This is also the story of a group of Paratroopers from the 511th who fought from Thanksgiving to Christmas morning 1944 behind enemy lines. On the way back to camp, after having no regular meals for 31 days, and precious little sleep, they realize its Christmas. After 31 days of non-stop killing someone begins singing “Come All Ye Faithful” in a small voice. Within moments the entire platoon was singing as they trudged through the mud, carrying their wounded. Many of these men would suffer for the rest of their lives with flashbacks and nightmares; which we now call PTSD. One of these men found a unique way to cope with his demons. He wrote short stories. That man was Private Rodman Serling. He would go on to great fame as the creator of the television series “The Twilight Zone.”
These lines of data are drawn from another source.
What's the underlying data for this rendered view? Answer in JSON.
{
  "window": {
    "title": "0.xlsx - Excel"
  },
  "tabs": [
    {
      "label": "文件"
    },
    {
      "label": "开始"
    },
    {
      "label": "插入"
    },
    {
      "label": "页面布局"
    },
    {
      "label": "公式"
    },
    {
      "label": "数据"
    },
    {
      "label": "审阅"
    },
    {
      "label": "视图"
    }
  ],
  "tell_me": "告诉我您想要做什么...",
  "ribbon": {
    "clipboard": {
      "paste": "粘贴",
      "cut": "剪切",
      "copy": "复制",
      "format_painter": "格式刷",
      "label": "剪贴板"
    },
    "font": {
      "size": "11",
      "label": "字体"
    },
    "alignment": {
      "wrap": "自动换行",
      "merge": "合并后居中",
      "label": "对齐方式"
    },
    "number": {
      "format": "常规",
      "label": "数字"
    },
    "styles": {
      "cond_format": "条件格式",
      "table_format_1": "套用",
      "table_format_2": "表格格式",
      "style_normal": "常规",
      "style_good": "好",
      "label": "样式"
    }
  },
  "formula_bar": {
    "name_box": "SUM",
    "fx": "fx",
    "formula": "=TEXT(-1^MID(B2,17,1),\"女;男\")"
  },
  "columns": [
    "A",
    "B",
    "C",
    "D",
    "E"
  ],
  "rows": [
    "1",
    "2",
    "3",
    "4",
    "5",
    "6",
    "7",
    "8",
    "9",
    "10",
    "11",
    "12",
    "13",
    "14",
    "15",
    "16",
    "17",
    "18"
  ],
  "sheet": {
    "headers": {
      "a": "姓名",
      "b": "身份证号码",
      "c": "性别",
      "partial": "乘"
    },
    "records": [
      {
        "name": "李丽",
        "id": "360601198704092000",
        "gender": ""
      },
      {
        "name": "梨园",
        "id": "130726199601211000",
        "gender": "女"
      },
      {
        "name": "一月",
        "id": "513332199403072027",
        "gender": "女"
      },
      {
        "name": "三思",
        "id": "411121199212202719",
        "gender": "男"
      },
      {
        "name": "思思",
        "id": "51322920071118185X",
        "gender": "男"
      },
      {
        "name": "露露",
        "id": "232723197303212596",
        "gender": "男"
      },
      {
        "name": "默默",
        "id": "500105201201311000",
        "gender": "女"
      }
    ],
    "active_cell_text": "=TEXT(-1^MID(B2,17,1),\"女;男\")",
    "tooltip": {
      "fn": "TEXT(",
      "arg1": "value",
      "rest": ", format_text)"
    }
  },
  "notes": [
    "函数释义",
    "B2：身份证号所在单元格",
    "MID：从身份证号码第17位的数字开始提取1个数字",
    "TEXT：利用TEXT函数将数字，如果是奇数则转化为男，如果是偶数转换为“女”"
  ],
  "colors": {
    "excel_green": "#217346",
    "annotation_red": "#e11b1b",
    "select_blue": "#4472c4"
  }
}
And somehow, the author has even managed to recount the history of the advance mission conducted by Paratroopers in retaking the Philippines and fulfilling General MacArthur’s promise of “I shall return.” There are heroes of all shapes and sizes in this quickly read and highly informative book.
For the story of how well we treated our Civilian internees in America you can do no better than to read “Last Train to Crystal City” by Jan Jarboe Russel, but be prepared; the author likens us to the barbarians which the Japanese and Germans really were.
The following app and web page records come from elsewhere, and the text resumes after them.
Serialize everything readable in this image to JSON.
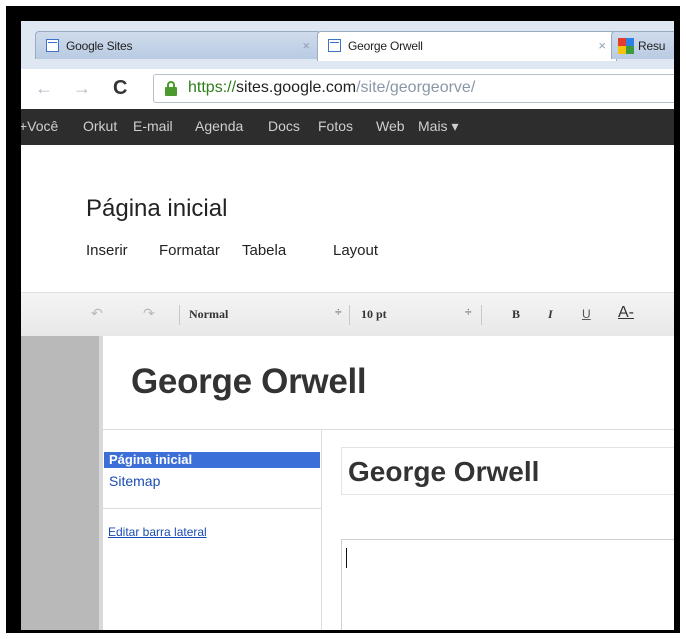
{
  "browser": {
    "tabs": [
      {
        "label": "Google Sites",
        "active": false
      },
      {
        "label": "George Orwell",
        "active": true
      },
      {
        "label": "Resu",
        "active": false
      }
    ],
    "close_glyph": "×",
    "back_glyph": "←",
    "forward_glyph": "→",
    "reload_glyph": "C",
    "url": {
      "scheme": "https://",
      "host": "sites.google.com",
      "path": "/site/georgeorve/"
    }
  },
  "google_bar": {
    "items": [
      "+Você",
      "Orkut",
      "E-mail",
      "Agenda",
      "Docs",
      "Fotos",
      "Web",
      "Mais ▾"
    ]
  },
  "page": {
    "title": "Página inicial",
    "menu": {
      "insert": "Inserir",
      "format": "Formatar",
      "table": "Tabela",
      "layout": "Layout"
    }
  },
  "toolbar": {
    "undo_glyph": "↶",
    "redo_glyph": "↷",
    "style_value": "Normal",
    "size_value": "10 pt",
    "spinner_glyph": "÷",
    "bold": "B",
    "italic": "I",
    "underline": "U",
    "textcolor": "A-"
  },
  "site": {
    "name": "George Orwell",
    "sidebar": {
      "selected": "Página inicial",
      "items": [
        "Sitemap"
      ],
      "edit_link": "Editar barra lateral"
    },
    "page_heading": "George Orwell"
  },
  "colors": {
    "selection": "#3d6fd8",
    "link": "#1a4bb2",
    "url_green": "#2f7d1b",
    "google_bar": "#2d2d2d"
  }
}
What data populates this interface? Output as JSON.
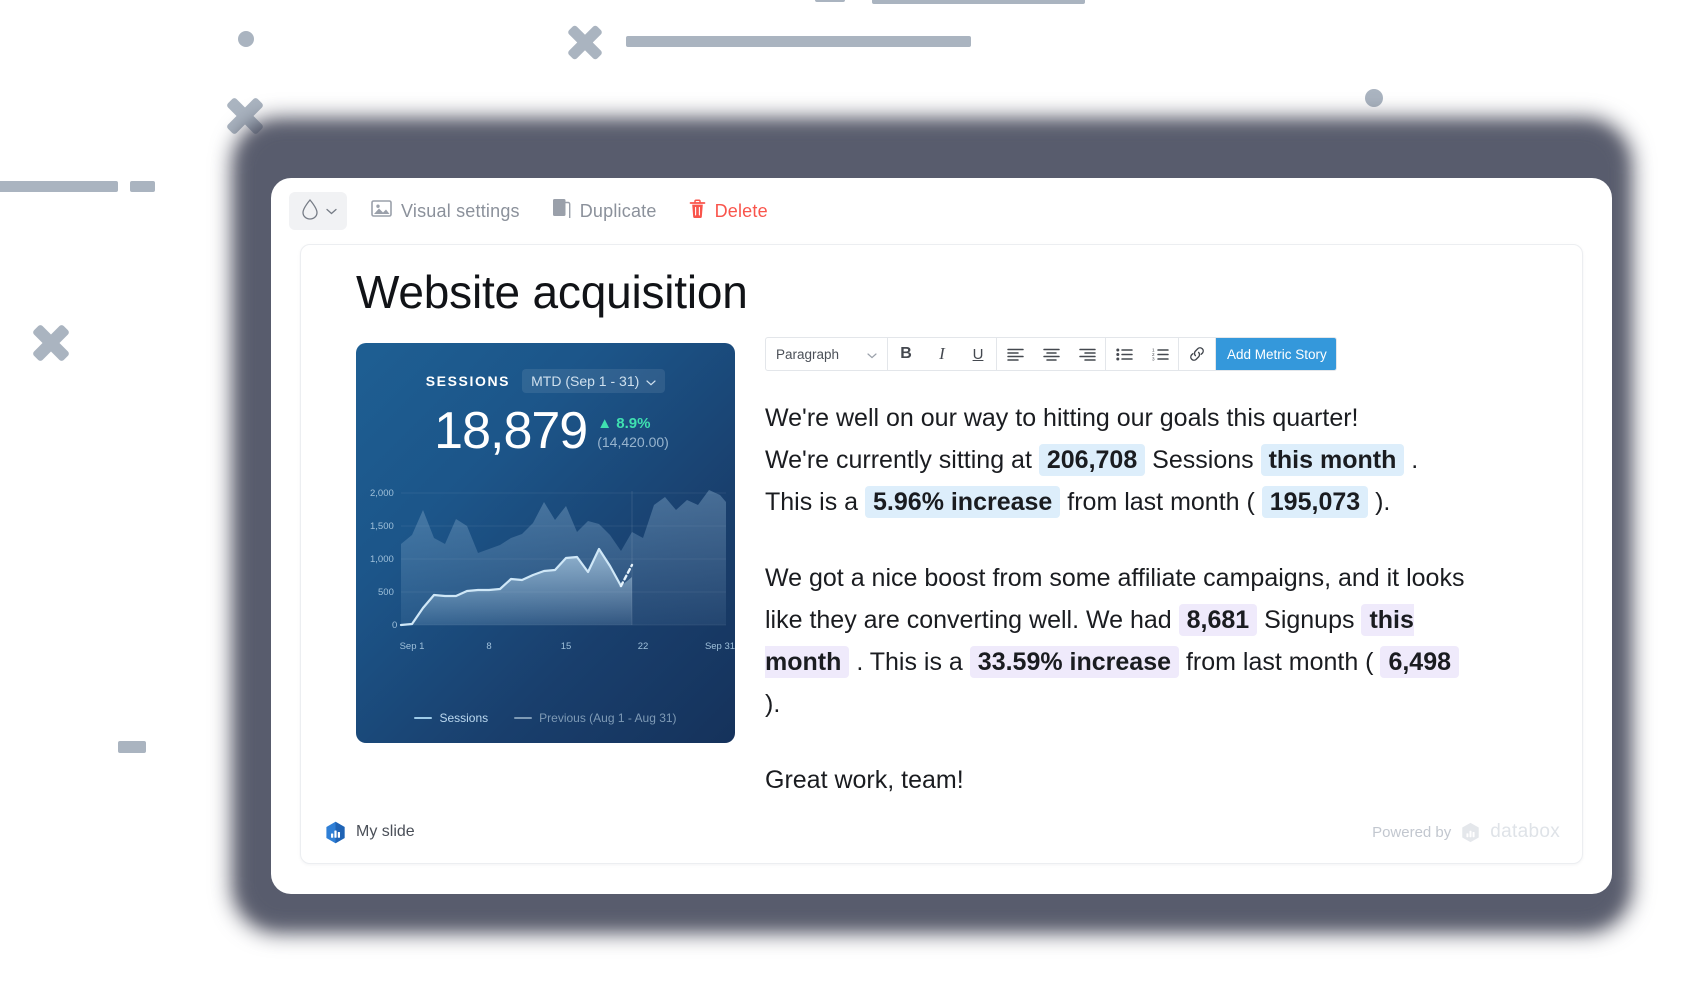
{
  "toolbar": {
    "droplet_icon": "droplet-icon",
    "droplet_chevron": "chevron-down-icon",
    "items": [
      {
        "icon": "image-icon",
        "label": "Visual settings"
      },
      {
        "icon": "duplicate-icon",
        "label": "Duplicate"
      },
      {
        "icon": "trash-icon",
        "label": "Delete",
        "color": "#f9544b"
      }
    ]
  },
  "slide": {
    "title": "Website acquisition",
    "footer_left_label": "My slide",
    "footer_powered_by": "Powered by",
    "footer_brand": "databox"
  },
  "metric_card": {
    "label": "SESSIONS",
    "date_range": "MTD (Sep 1 - 31)",
    "value": "18,879",
    "delta": "▲ 8.9%",
    "delta_color": "#3fe0b0",
    "previous_value": "(14,420.00)",
    "legend": [
      {
        "name": "Sessions",
        "color": "#9ecbe8"
      },
      {
        "name": "Previous (Aug 1 - Aug 31)",
        "color": "#7e9ab5"
      }
    ]
  },
  "chart_data": {
    "type": "area",
    "title": "Sessions",
    "xlabel": "",
    "ylabel": "",
    "ylim": [
      0,
      2200
    ],
    "yticks": [
      "0",
      "500",
      "1,000",
      "1,500",
      "2,000"
    ],
    "ytick_values": [
      0,
      500,
      1000,
      1500,
      2000
    ],
    "xticks": [
      "Sep 1",
      "8",
      "15",
      "22",
      "Sep 31"
    ],
    "xtick_values": [
      1,
      8,
      15,
      22,
      31
    ],
    "grid": false,
    "legend_position": "bottom",
    "x": [
      1,
      2,
      3,
      4,
      5,
      6,
      7,
      8,
      9,
      10,
      11,
      12,
      13,
      14,
      15,
      16,
      17,
      18,
      19,
      20,
      21,
      22,
      23,
      24,
      25,
      26,
      27,
      28,
      29,
      30,
      31
    ],
    "series": [
      {
        "name": "Sessions",
        "color": "#9ecbe8",
        "values": [
          0,
          10,
          260,
          450,
          430,
          440,
          520,
          530,
          530,
          545,
          700,
          690,
          760,
          820,
          830,
          1010,
          1030,
          800,
          1150,
          900,
          600,
          740,
          null,
          null,
          null,
          null,
          null,
          null,
          null,
          null,
          null
        ]
      },
      {
        "name": "Previous (Aug 1 - Aug 31)",
        "color": "#7e9ab5",
        "values": [
          1400,
          1520,
          1820,
          1500,
          1430,
          1750,
          1660,
          1330,
          1380,
          1420,
          1500,
          1560,
          1680,
          1920,
          1700,
          1880,
          1550,
          1670,
          1620,
          1500,
          1300,
          1550,
          1480,
          1880,
          1990,
          1840,
          1960,
          1880,
          2060,
          2000,
          1900
        ]
      }
    ],
    "forecast_note": "dashed projection from day 21 to day 22"
  },
  "editor_toolbar": {
    "paragraph_style": "Paragraph",
    "paragraph_chevron": "chevron-down-icon",
    "bold": "B",
    "italic": "I",
    "underline": "U",
    "align_left": "align-left-icon",
    "align_center": "align-center-icon",
    "align_right": "align-right-icon",
    "bullet_list": "bullet-list-icon",
    "numbered_list": "numbered-list-icon",
    "link": "link-icon",
    "add_metric_story": "Add Metric Story",
    "add_metric_chevron": "chevron-down-icon",
    "accent_color": "#3498db"
  },
  "body": {
    "p1_l1": "We're well on our way to hitting our goals this quarter!",
    "p1_a": "We're currently sitting at ",
    "p1_m1": "206,708",
    "p1_b": " Sessions ",
    "p1_m2": "this month",
    "p1_c": " . This is a ",
    "p1_m3": "5.96% increase",
    "p1_d": " from last month ( ",
    "p1_m4": "195,073",
    "p1_e": " ).",
    "p2_a": "We got a nice boost from some affiliate campaigns, and it looks like they are converting well. We had ",
    "p2_m1": "8,681",
    "p2_b": " Signups ",
    "p2_m2": "this month",
    "p2_c": " . This is a ",
    "p2_m3": "33.59% increase",
    "p2_d": " from last month ( ",
    "p2_m4": "6,498",
    "p2_e": " ).",
    "p3": "Great work, team!",
    "highlight_blue": "#ddeefb",
    "highlight_purple": "#efeafb"
  }
}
Thursday, September 10, 2015
1. a person who is killed because of their religious or other beliefs.
"saints, martyrs, and witnesses to the faith"
1. kill (someone) because of their beliefs.
"she was martyred for her faith"
An alternate usage is one of a person who displays or exaggerates their discomfort or distress in order to obtain sympathy or admiration, as in "she wanted to play the martyr".
The illustration above is of St. Valentine in prison before being beaten, stoned and beheaded for marrying people. I thought it was an appropriate choice for this post.
There seems to be some confusion about the meaning of the words Martyrs and Saints these days. Kim Davis, the new hero of the Religious Right; who are always right; is currently being hailed as a martyr, in spite of her not having given her life for her beliefs. No one has said Saint as of yet; but give them time.
Ms. Davis was able to endure just 5 days of confinement before her faith caved in. Kind of like those first 3 “Holy Unions” she was in before she got married for the 4th time in a "lifetime commitment" to her current husband.
Ms. Davis has not been asked to die for her beliefs and currently still receives her $80,000 per year salary of tax payer money to perform no work. Oh the horror!
And, as far as Sainthood goes, Ms. Davis has quite a long walk to make before she even comes close to the mark. Here’s a link to the 8 well known Saints and the ways in which they were executed for their beliefs;
Tuesday, September 1, 2015
I always wondered why the Weekly Reader; that cool little newspaper we used to get in elementary school; was sometimes confusing to me as a kid. I mean, there was the time when the Weekly Reader was loudly lambasting South Africa for Apartheid at the same time as we were experiencing the events of Selma, Alabama here in the United States.
But the Weekly Reader had nothing to say about that. Accordingly, I raised my hand and asked what the difference was between South Africa and Alabama. I was told to be quiet and sit down. So I’ve always wondered about that little newspaper.
Well, decades later while reading about the Bush family in Russ Baker’s “Family of Secrets” I came upon the astonishing fact that Allen Dulles; head of the CIA; was on the Board of Directors of the paper, acting as a sort of ghost editor in determining what stories got printed; or not. Kind of makes you want to rethink some of the things you’ve been told…